Glenn Jordan Treisman is the Eugene Meyer III Professor of Psychiatry and Medicine at the Johns Hopkins University School of Medicine. He is Director of the AIDS Psychiatry Service, The Pain Treatment Program, and his most-recent effort as co-director of the Amos Center, a program that studies atypical GI disorders and the relationship between food, the nervous system of the GI tract, the microbiome, and disease. The Pain treatment Program provides care for chronic pain syndromes and is a national referral resource for patients with intractable pain.

Dr. Treisman is internationally known for his engaging presentations, his efforts to promote the integration of psychiatry and medicine, and his vigorous commitment to the betterment of patient care for underserved populations.  He is best known for his groundbreaking work in the field of HIV, where he has been described as “the father of AIDS psychiatry.”  He is involved in the care of psychiatrically ill HIV infected patients and has been since early in the epidemic.  He described and has raised awareness of the role of mental illness as a driving force in the HIV epidemic as well as a barrier to effective care.  He is the author of The Psychiatry of AIDS, the first comprehensive textbook on the subject, as well as numerous articles on the issues of mental health in the HIV clinic.

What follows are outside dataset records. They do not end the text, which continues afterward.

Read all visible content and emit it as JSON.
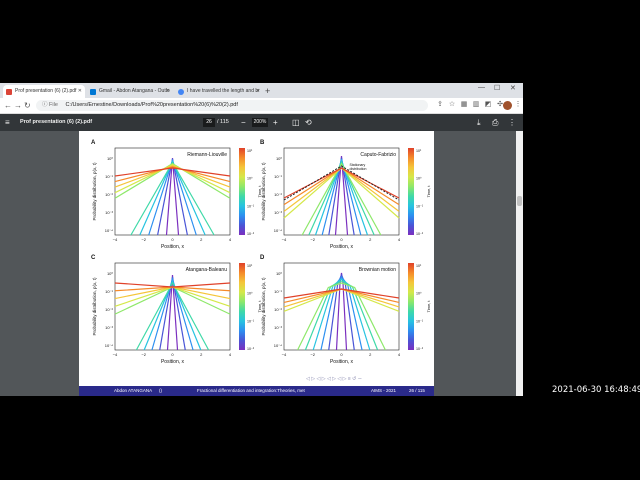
{
  "browser": {
    "tabs": [
      {
        "label": "Prof presentation (6) (2).pdf",
        "active": true,
        "icon": "pdf-icon",
        "icon_color": "#db4437"
      },
      {
        "label": "Gmail - Abdon Atangana - Outlo",
        "active": false,
        "icon": "outlook-icon",
        "icon_color": "#0078d4"
      },
      {
        "label": "I have travelled the length and br",
        "active": false,
        "icon": "google-icon",
        "icon_color": "#4285f4"
      }
    ],
    "new_tab": "+",
    "address": {
      "scheme_label": "File",
      "path": "C:/Users/Ernestine/Downloads/Prof%20presentation%20(6)%20(2).pdf"
    }
  },
  "pdf_toolbar": {
    "title": "Prof presentation (6) (2).pdf",
    "current_page": "26",
    "total_pages": "/ 115",
    "zoom": "200%",
    "zoom_out": "−",
    "zoom_in": "+"
  },
  "figure": {
    "panels": [
      {
        "letter": "A",
        "title": "Riemann-Liouville"
      },
      {
        "letter": "B",
        "title": "Caputo-Fabrizio",
        "legend_line1": "Stationary",
        "legend_line2": "distribution"
      },
      {
        "letter": "C",
        "title": "Atangana-Baleanu"
      },
      {
        "letter": "D",
        "title": "Brownian motion"
      }
    ],
    "ylabel": "Probability distribution, p(x, t)",
    "xlabel": "Position, x",
    "colorbar_label": "Time, t",
    "colorbar_ticks": [
      "10¹",
      "10⁰",
      "10⁻¹",
      "10⁻²"
    ],
    "x_ticks": [
      "−4",
      "−2",
      "0",
      "2",
      "4"
    ],
    "y_ticks_top": [
      "10⁰",
      "10⁻¹",
      "10⁻²",
      "10⁻³",
      "10⁻⁴"
    ],
    "y_ticks_bottom": [
      "10⁰",
      "10⁻¹",
      "10⁻²",
      "10⁻³",
      "10⁻⁴"
    ],
    "curve_colors": [
      "#7b2fbf",
      "#4a55d6",
      "#2d8ff0",
      "#27c3e0",
      "#3fd9a8",
      "#8ee86a",
      "#d5e84a",
      "#f5c53a",
      "#f58a2a",
      "#e0422a"
    ]
  },
  "slide_footer": {
    "author": "Abdon ATANGANA",
    "author_extra": "()",
    "title": "Fractional differentiation and integration:Theories, met",
    "event": "AIMS - 2021",
    "page": "26 / 115"
  },
  "timestamp": "2021-06-30 16:48:49"
}
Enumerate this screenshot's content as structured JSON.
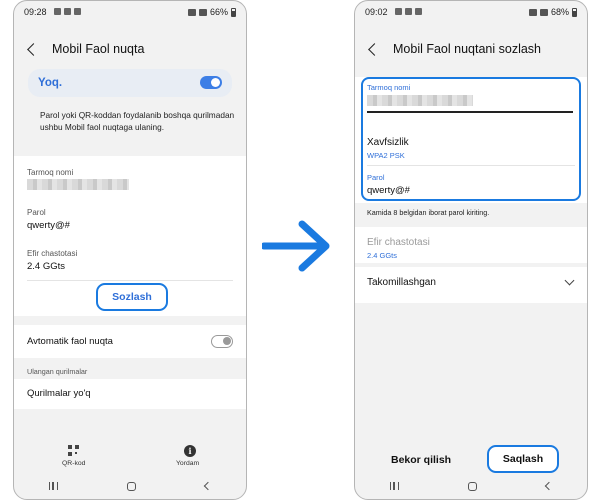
{
  "left_screen": {
    "status": {
      "time": "09:28",
      "battery": "66%"
    },
    "header": {
      "title": "Mobil Faol nuqta"
    },
    "hotspot_toggle": {
      "label": "Yoq.",
      "state": "on"
    },
    "description": "Parol yoki QR-koddan foydalanib boshqa qurilmadan ushbu Mobil faol nuqtaga ulaning.",
    "network_name": {
      "label": "Tarmoq nomi"
    },
    "password": {
      "label": "Parol",
      "value": "qwerty@#"
    },
    "band": {
      "label": "Efir chastotasi",
      "value": "2.4 GGts"
    },
    "configure_button": "Sozlash",
    "auto_hotspot": {
      "label": "Avtomatik faol nuqta",
      "state": "off"
    },
    "connected_devices": {
      "section_label": "Ulangan qurilmalar",
      "empty_text": "Qurilmalar yo'q"
    },
    "bottom_actions": {
      "qr_label": "QR-kod",
      "help_label": "Yordam"
    }
  },
  "right_screen": {
    "status": {
      "time": "09:02",
      "battery": "68%"
    },
    "header": {
      "title": "Mobil Faol nuqtani sozlash"
    },
    "network_name": {
      "label": "Tarmoq nomi"
    },
    "security": {
      "label": "Xavfsizlik",
      "value": "WPA2 PSK"
    },
    "password": {
      "label": "Parol",
      "value": "qwerty@#",
      "hint": "Kamida 8 belgidan iborat parol kiriting."
    },
    "band": {
      "label": "Efir chastotasi",
      "value": "2.4 GGts"
    },
    "advanced": {
      "label": "Takomillashgan"
    },
    "cancel_button": "Bekor qilish",
    "save_button": "Saqlash"
  },
  "colors": {
    "accent": "#1a7ae0",
    "link_blue": "#2f6fd8",
    "toggle_on": "#3c7ee6"
  },
  "icons": [
    "back-icon",
    "qr-code-icon",
    "info-icon",
    "chevron-down-icon",
    "right-arrow-icon",
    "recents-icon",
    "home-icon",
    "nav-back-icon"
  ]
}
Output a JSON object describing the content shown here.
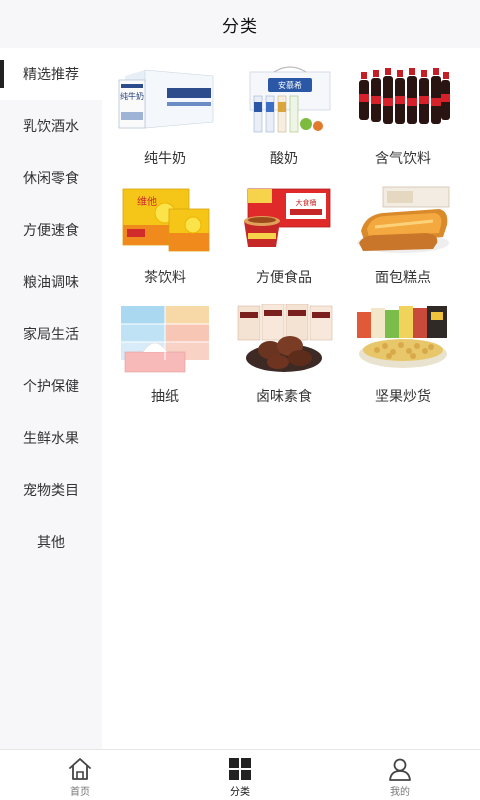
{
  "header": {
    "title": "分类"
  },
  "sidebar": {
    "items": [
      {
        "label": "精选推荐",
        "active": true
      },
      {
        "label": "乳饮酒水"
      },
      {
        "label": "休闲零食"
      },
      {
        "label": "方便速食"
      },
      {
        "label": "粮油调味"
      },
      {
        "label": "家局生活"
      },
      {
        "label": "个护保健"
      },
      {
        "label": "生鲜水果"
      },
      {
        "label": "宠物类目"
      },
      {
        "label": "其他"
      }
    ]
  },
  "products": [
    {
      "label": "纯牛奶",
      "image": "milk-box-image",
      "pack_text": "纯牛奶"
    },
    {
      "label": "酸奶",
      "image": "yogurt-gift-box-image",
      "pack_text": "安慕希"
    },
    {
      "label": "含气饮料",
      "image": "cola-bottles-image"
    },
    {
      "label": "茶饮料",
      "image": "lemon-tea-box-image",
      "pack_text": "维他"
    },
    {
      "label": "方便食品",
      "image": "instant-noodle-box-image",
      "pack_text": "大食桶"
    },
    {
      "label": "面包糕点",
      "image": "toast-bread-image"
    },
    {
      "label": "抽纸",
      "image": "tissue-packs-image"
    },
    {
      "label": "卤味素食",
      "image": "braised-snack-image"
    },
    {
      "label": "坚果炒货",
      "image": "nuts-snack-image"
    }
  ],
  "tabbar": {
    "tabs": [
      {
        "label": "首页",
        "icon": "home-icon"
      },
      {
        "label": "分类",
        "icon": "category-grid-icon",
        "active": true
      },
      {
        "label": "我的",
        "icon": "user-icon"
      }
    ]
  }
}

As part of a lifelong commitment to education, Dr. Treisman directed the residency program in Psychiatry for nine years, and has delivered lectures at the Johns Hopkins School of Medicine in courses on Neuroscience, Psychiatry, Pharmacology Clinical Skills, and the Physician in Society course, as well as lectures in the School of Public Heath, the School of Nursing, and in numerous departments.  He is considered to be an outstanding teacher and has received the Chairman’s Award for Teaching from the Department of Medicine. His lectures on psychiatry and medical ethics have earned him international invitations and eponymous lectures including the prestigious Mapother Lecture in London and Findling Lecture at the Mayo Clinic.  Dr. John G Bartlett has referred to his lecture on DNR orders and medical ethics as “the Gettysburg Address of medicine,” and The American College of Physicians recognized his work with the presentation of the William C. Menninger Memorial Award for Distinguished Contribution to the Science of Mental Health.